To retrieve and evaluate the data user-friendly, as well as easy to implement for the user, I have programmed an Android app for this purpose with the development environment Android Studio.
Since the app has no user inferface with which it would be possible to change the API key, etc., this should only give a thought start for the development of its own app.
This allows the automatic and a few seconds delayed download of the current data of the mold warning system, as well as the complete evaluation of those. User-friendly and clear is humidity (left), room air quality (right), but also the general mold hazard (above). The wreath surrounding the values, depending on the risk potential, turns from green to red and shows again, z. B. in the relative humidity, the value of 0 to 100%.
In order to be able to react quickly and effectively without expertise, a constantly updating and animated button is integrated among the values. This shows, depending on the hazard position, a green hook or a red cross, to clarify the user rapidly the danger.
Click on the button to be proposed to the endangerment parameters, measures such as ventilation, heating or other construction technical measures. Using a navigation bar at the bottom of the field, it is also possible for the user of the application to switch between the presented home page, a contact page, and a page for further information material.
The application is thus an all-in-one solution for IoT-based mold prevention, which represents and evaluates the measured values of the board intelligent and user-friendly.
Here I have illustrated the whole again as a flow chart:
Thus, it is also possible for the user without special expertise, by complying with the measures proposed by the app, effectively avoid the majority of the factors that lead to mold formation.

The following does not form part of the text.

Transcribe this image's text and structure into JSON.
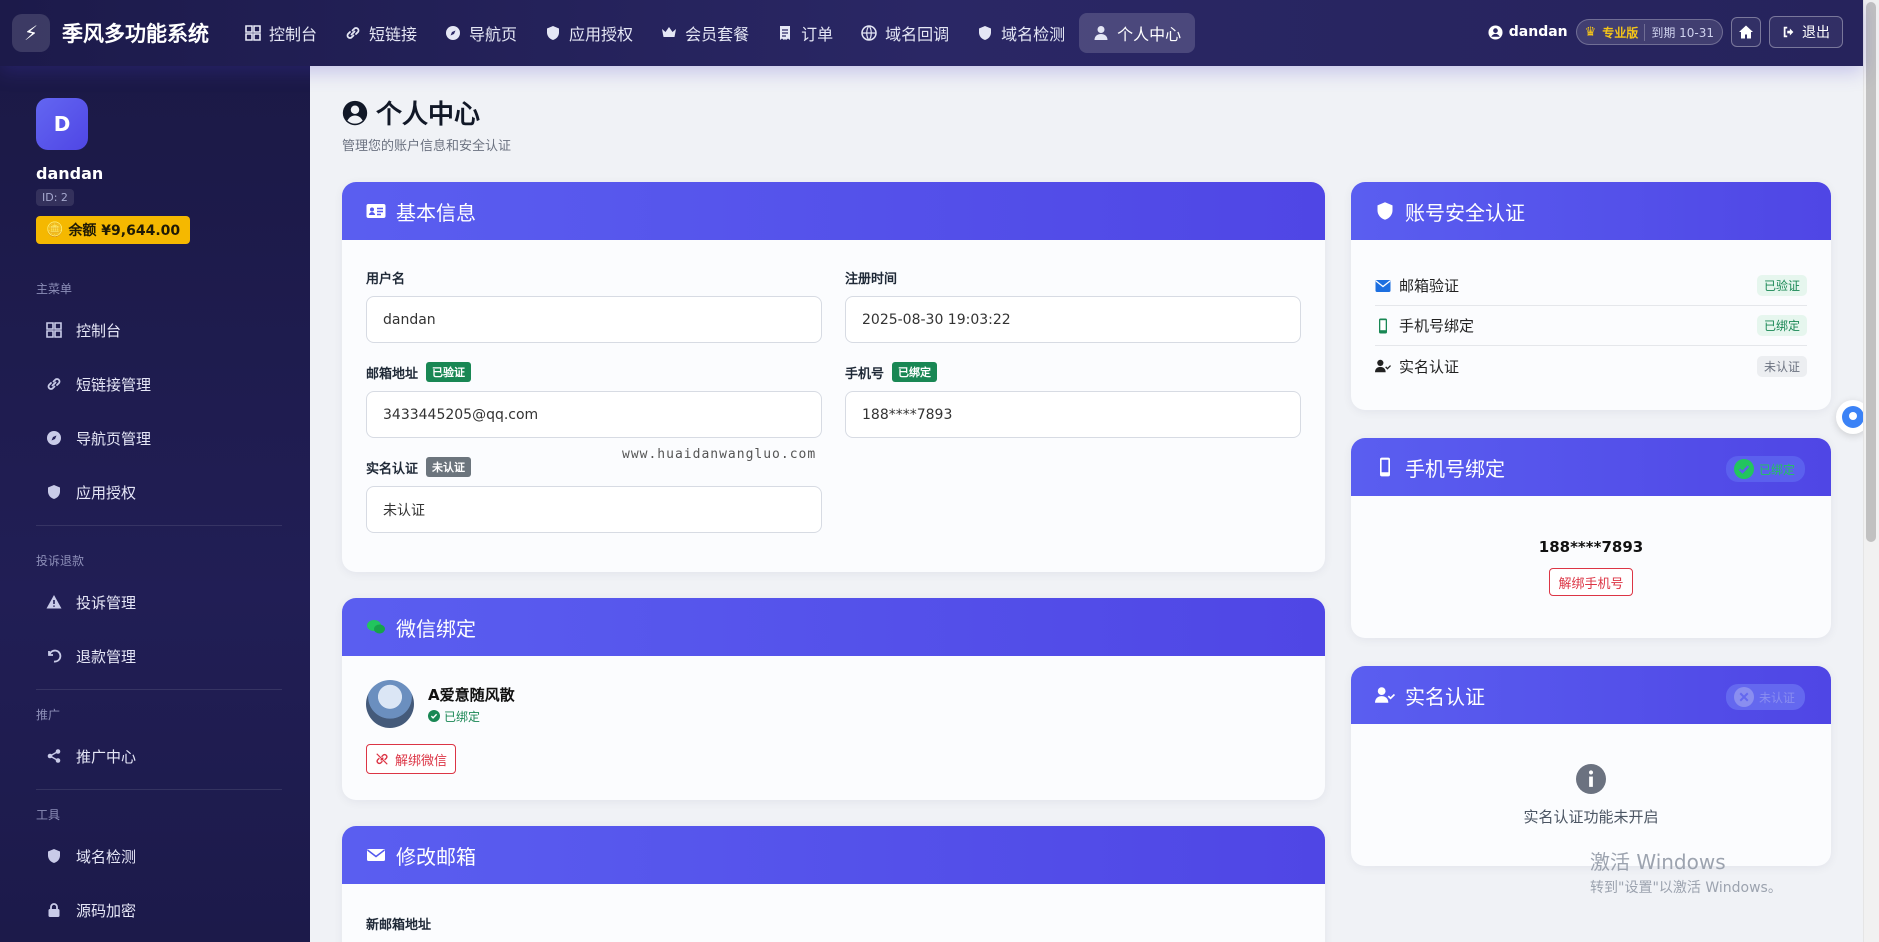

Since several times the temperature interference between the heated gas sensor and the temperature sensor was pointed out:
Unfortunately, in the current version of the AZ-ENVY, this is a known problem which can be curved by creating offset values to correct the temperature artificially downward or through structural changes. This includes a suitable 3D print housing with a wall between the two sensors or alternatively the gas sensor can be released and placed further away by cable.
Since now all the details would be clarified, find here the code for the Arduino IDE, which works with a few adjustments (SSID, password, API-Key) also with you!
Here again the wiring for upload:
It follows the sketch for the Arduino IDE:
You can use the sketch download here.
After the first upload of the sketch, use a mobile phone e.g. Connect to the Wi-Fi network of the AZ-ENVY and enter a login website. There, select your desired network with which the board should always connect after the setup and after a restart the data is sent!
To make a corresponding database it is only necessary https://firebase.google.com to create a real-time database. In the settings you will also find the SECRET code with which the board can access the database. A possible layout is the following here (accordingly, the Arduino code must be changed for other designation):
From this point you can use the data for many applications, e.g. Android apps reading, display a display, etc.
So I wish a lot of fun with the AZ-Envy development board and I'm very curious which new projects will be built on it!